__YOUR ASSIGNMENT__:
Present the following entries again, word for word and in full.

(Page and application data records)
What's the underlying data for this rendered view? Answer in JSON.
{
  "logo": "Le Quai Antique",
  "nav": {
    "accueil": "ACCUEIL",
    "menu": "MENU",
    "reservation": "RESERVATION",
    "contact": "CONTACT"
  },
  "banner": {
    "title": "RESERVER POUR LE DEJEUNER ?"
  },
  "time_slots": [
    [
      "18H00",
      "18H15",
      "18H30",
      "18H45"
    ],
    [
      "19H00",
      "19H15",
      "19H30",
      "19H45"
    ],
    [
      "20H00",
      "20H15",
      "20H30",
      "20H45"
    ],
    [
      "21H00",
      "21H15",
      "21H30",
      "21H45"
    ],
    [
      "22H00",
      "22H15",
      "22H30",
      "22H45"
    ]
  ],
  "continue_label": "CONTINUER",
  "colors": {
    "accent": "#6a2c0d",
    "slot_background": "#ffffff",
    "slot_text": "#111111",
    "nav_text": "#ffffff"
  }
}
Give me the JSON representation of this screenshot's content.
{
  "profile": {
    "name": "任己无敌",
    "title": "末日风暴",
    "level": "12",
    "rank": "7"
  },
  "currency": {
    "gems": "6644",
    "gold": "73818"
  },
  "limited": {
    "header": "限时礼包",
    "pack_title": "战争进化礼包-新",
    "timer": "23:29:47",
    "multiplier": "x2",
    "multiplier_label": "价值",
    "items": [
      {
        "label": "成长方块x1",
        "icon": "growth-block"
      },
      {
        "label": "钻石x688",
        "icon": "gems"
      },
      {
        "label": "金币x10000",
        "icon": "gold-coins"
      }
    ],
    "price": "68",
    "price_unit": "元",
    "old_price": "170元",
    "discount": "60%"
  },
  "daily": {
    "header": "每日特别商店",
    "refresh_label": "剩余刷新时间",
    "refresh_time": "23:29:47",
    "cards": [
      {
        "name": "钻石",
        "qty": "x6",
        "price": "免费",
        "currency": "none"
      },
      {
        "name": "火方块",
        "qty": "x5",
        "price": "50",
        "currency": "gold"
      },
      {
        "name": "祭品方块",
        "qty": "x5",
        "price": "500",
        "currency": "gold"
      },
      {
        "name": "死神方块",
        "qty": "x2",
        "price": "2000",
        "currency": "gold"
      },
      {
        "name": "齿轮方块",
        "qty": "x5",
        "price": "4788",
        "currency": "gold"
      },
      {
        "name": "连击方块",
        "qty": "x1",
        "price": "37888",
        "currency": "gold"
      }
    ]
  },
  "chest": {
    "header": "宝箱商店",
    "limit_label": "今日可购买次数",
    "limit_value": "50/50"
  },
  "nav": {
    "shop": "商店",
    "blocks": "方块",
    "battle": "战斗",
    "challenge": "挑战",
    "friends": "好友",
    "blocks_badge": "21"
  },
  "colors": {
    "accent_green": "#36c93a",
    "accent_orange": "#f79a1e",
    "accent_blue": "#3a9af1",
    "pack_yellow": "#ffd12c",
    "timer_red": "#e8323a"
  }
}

__EXERCISE SOLUTION__:
What's the underlying data for this rendered view? Answer in JSON.
{
  "logo": "Le Quai Antique",
  "nav": {
    "accueil": "ACCUEIL",
    "menu": "MENU",
    "reservation": "RESERVATION",
    "contact": "CONTACT"
  },
  "banner": {
    "title": "RESERVER POUR LE DEJEUNER ?"
  },
  "time_slots": [
    [
      "18H00",
      "18H15",
      "18H30",
      "18H45"
    ],
    [
      "19H00",
      "19H15",
      "19H30",
      "19H45"
    ],
    [
      "20H00",
      "20H15",
      "20H30",
      "20H45"
    ],
    [
      "21H00",
      "21H15",
      "21H30",
      "21H45"
    ],
    [
      "22H00",
      "22H15",
      "22H30",
      "22H45"
    ]
  ],
  "continue_label": "CONTINUER",
  "colors": {
    "accent": "#6a2c0d",
    "slot_background": "#ffffff",
    "slot_text": "#111111",
    "nav_text": "#ffffff"
  }
}
Give me the JSON representation of this screenshot's content.
{
  "profile": {
    "name": "任己无敌",
    "title": "末日风暴",
    "level": "12",
    "rank": "7"
  },
  "currency": {
    "gems": "6644",
    "gold": "73818"
  },
  "limited": {
    "header": "限时礼包",
    "pack_title": "战争进化礼包-新",
    "timer": "23:29:47",
    "multiplier": "x2",
    "multiplier_label": "价值",
    "items": [
      {
        "label": "成长方块x1",
        "icon": "growth-block"
      },
      {
        "label": "钻石x688",
        "icon": "gems"
      },
      {
        "label": "金币x10000",
        "icon": "gold-coins"
      }
    ],
    "price": "68",
    "price_unit": "元",
    "old_price": "170元",
    "discount": "60%"
  },
  "daily": {
    "header": "每日特别商店",
    "refresh_label": "剩余刷新时间",
    "refresh_time": "23:29:47",
    "cards": [
      {
        "name": "钻石",
        "qty": "x6",
        "price": "免费",
        "currency": "none"
      },
      {
        "name": "火方块",
        "qty": "x5",
        "price": "50",
        "currency": "gold"
      },
      {
        "name": "祭品方块",
        "qty": "x5",
        "price": "500",
        "currency": "gold"
      },
      {
        "name": "死神方块",
        "qty": "x2",
        "price": "2000",
        "currency": "gold"
      },
      {
        "name": "齿轮方块",
        "qty": "x5",
        "price": "4788",
        "currency": "gold"
      },
      {
        "name": "连击方块",
        "qty": "x1",
        "price": "37888",
        "currency": "gold"
      }
    ]
  },
  "chest": {
    "header": "宝箱商店",
    "limit_label": "今日可购买次数",
    "limit_value": "50/50"
  },
  "nav": {
    "shop": "商店",
    "blocks": "方块",
    "battle": "战斗",
    "challenge": "挑战",
    "friends": "好友",
    "blocks_badge": "21"
  },
  "colors": {
    "accent_green": "#36c93a",
    "accent_orange": "#f79a1e",
    "accent_blue": "#3a9af1",
    "pack_yellow": "#ffd12c",
    "timer_red": "#e8323a"
  }
}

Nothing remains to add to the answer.